Norman Slezak presented the American flag to Pat Peck in honor of her father Col. Thomas Hayes, who died in February at the age of 99, after Frank Coffman played Taps on the bugle.
Hayes volunteered to join the U.S. Army in July 1941 as a second lieutenant in the reserve forces. As a captain during World War II, he commanded Battery A 93rd Armored Field Artillery Battalion in Africa, Italy, southern France and Austria. He received the Silver Star, the Bronze Star, the Legion of Merit, the Commendation Medal with six clusters and an invasion Arrowhead to the European Campaign Medal. He retired after 36 years to operate his farm off Middle River Road in Greene County.
“This was a fabulous ceremony,” Peck said. “I always get very emotional with the songs and the flags because I love the military.”
Peck, who has the flag presented from her father’s burial ceremony at Arlington National Cemetery, said she is going to give the flag from today to his second wife, Louise Hinton.

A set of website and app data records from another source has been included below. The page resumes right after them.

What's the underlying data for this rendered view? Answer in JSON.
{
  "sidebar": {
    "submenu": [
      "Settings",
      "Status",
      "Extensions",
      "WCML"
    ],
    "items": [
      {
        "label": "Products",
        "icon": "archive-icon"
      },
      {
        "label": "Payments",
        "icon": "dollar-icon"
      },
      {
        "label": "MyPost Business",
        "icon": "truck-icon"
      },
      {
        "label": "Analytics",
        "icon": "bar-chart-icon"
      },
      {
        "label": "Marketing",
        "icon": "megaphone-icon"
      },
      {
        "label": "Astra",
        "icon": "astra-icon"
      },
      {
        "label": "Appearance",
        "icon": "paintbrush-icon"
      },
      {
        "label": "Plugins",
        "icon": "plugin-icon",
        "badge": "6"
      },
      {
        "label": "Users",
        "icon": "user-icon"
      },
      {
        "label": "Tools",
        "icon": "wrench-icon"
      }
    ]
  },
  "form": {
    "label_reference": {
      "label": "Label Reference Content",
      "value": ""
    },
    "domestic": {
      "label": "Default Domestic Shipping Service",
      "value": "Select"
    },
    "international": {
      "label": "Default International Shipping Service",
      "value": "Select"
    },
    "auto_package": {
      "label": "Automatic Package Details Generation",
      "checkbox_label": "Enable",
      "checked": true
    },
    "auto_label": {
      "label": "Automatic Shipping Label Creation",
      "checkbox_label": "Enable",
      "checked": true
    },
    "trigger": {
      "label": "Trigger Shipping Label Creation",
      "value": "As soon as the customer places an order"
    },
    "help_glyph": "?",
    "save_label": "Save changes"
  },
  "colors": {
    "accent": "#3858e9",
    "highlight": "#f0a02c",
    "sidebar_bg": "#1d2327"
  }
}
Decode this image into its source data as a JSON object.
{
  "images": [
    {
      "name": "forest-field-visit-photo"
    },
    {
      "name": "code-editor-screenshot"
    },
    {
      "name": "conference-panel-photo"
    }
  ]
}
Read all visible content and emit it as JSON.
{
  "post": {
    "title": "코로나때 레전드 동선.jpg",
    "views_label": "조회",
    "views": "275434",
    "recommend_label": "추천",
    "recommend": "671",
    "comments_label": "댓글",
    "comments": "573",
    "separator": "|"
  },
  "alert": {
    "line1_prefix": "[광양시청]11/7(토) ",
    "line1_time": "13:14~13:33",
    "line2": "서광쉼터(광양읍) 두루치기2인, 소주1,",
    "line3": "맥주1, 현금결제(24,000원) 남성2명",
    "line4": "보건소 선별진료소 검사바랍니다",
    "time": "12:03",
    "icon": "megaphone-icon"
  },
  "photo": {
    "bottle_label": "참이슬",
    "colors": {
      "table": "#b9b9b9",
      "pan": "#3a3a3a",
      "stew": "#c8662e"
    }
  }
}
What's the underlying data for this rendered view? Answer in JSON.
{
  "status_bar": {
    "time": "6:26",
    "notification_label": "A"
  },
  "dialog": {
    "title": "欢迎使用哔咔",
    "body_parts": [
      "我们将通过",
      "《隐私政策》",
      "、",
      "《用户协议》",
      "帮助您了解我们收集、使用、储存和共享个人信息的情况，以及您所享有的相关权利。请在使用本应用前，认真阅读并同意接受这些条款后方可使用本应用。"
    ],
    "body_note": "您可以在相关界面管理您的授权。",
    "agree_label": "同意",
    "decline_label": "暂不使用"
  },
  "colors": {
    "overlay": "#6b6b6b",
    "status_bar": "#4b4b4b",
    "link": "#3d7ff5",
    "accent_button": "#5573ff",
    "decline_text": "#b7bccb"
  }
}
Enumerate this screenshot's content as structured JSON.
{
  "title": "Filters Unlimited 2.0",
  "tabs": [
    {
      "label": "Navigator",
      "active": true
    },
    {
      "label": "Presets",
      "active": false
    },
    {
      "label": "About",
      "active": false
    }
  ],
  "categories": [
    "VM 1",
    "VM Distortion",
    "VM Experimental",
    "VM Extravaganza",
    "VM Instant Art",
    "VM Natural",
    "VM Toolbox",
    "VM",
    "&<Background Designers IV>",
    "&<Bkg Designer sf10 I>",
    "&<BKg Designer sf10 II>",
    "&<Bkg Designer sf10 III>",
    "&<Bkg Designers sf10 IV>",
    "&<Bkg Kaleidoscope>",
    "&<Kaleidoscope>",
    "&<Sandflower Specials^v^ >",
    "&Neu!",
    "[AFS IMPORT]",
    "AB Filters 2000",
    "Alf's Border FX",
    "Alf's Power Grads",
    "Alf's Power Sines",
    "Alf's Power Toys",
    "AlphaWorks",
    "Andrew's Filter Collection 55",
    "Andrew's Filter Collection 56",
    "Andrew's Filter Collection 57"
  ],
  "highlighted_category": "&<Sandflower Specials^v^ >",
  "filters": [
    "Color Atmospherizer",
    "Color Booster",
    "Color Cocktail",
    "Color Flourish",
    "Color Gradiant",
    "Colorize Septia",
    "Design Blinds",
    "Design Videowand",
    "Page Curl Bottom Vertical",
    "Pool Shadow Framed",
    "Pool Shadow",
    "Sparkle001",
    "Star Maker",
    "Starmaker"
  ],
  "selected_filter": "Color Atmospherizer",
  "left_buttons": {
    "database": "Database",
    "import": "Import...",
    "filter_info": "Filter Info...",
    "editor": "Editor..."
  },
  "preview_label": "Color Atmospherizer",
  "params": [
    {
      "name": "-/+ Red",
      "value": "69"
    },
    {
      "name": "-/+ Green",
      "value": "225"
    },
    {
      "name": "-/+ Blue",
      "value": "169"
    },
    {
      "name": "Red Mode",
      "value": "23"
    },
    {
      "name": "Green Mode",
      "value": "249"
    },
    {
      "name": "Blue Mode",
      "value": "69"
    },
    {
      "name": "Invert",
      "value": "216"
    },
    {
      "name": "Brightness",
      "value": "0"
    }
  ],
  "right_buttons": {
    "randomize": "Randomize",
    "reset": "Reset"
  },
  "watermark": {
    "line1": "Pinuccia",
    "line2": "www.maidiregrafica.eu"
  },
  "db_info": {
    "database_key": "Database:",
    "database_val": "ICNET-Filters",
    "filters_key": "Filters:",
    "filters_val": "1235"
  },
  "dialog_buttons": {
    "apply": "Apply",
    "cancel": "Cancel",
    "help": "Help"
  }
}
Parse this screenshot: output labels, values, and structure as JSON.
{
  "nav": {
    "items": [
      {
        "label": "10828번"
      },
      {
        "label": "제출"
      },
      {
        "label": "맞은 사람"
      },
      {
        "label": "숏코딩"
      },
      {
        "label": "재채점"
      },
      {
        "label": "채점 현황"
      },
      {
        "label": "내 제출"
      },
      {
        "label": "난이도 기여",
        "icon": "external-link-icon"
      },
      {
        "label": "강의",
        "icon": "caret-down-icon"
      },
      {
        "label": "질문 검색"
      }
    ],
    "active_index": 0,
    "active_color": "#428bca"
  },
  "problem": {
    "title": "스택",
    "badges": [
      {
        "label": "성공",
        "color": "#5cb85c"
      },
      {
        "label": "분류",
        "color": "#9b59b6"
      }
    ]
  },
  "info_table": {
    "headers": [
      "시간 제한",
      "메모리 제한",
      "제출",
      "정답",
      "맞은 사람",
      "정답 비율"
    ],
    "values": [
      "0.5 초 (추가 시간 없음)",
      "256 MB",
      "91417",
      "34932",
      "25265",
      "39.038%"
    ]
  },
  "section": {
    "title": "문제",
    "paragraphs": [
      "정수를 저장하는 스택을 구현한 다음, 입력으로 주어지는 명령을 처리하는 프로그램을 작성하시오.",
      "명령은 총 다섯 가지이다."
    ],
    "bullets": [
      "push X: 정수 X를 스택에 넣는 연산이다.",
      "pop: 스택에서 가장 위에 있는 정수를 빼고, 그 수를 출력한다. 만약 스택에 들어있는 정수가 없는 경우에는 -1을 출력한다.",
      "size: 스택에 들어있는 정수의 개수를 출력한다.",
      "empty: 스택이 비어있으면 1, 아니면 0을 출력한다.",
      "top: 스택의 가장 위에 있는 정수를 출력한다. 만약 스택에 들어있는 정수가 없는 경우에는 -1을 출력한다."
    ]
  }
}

The William Monroe High School Marching Band opened the ceremony with “The National Anthem,” followed by the Pledge of Allegiance and the invocation by Post 128 Chaplain Doug Fargo.
“May we never forget those who displayed the virtues of duty, honor and country to our nation to secure the blessings of life, liberty and justice for all,” Fargo said. “May our observance be a timely reminder that our freedom was purchased at a high cost and should not be taken for granted. May we never forget those who made the ultimate sacrifice.”
Stanardsville Mayor Gary Lowe told the more than 100 people in attendance in front of the Greene County Courthouse that the Town of Stanardsville is celebrating its 225th year.
“To kind of put that in context, George Washington had just started his second term as president of the United States, our Commander in Chief,” Lowe said. “Stanardsville has been here to witness each and every single Commander in Chief from George Washington to Donald Trump, which I think is a pretty historic event in itself.”
Del. Rob Bell, 58th District, said this Veterans Day was a special one.
“It’s worth reviewing history because this is the 100th anniversary of the first day that we took on Nov.11, at 11 a.m.,” Bell said. “And the reason is 101 years ago today was the end of World War I. And World War I has kind of receded in history.”
Bell said sometimes people think of the veterans almost as if they had angel wings and haloes.
“And of course, they (didn’t). They were 17 and 18 year old men, the same age as the seniors at William Monroe and some of the (boy) scouts. They didn’t want to go to war, but they felt it was necessary to preserve the freedoms that we all enjoy here,” Bell said. “And so thank you all for coming out here today for us to thank our veterans for their service. When the call came, they answered and have served in the Army, Navy, Air Force, Marines and Coast Guard.”
Post 128 and Boy Scout Troop 74 members placed wreaths on the war monuments in front of the courthouse and members offered a rifle salute for veterans.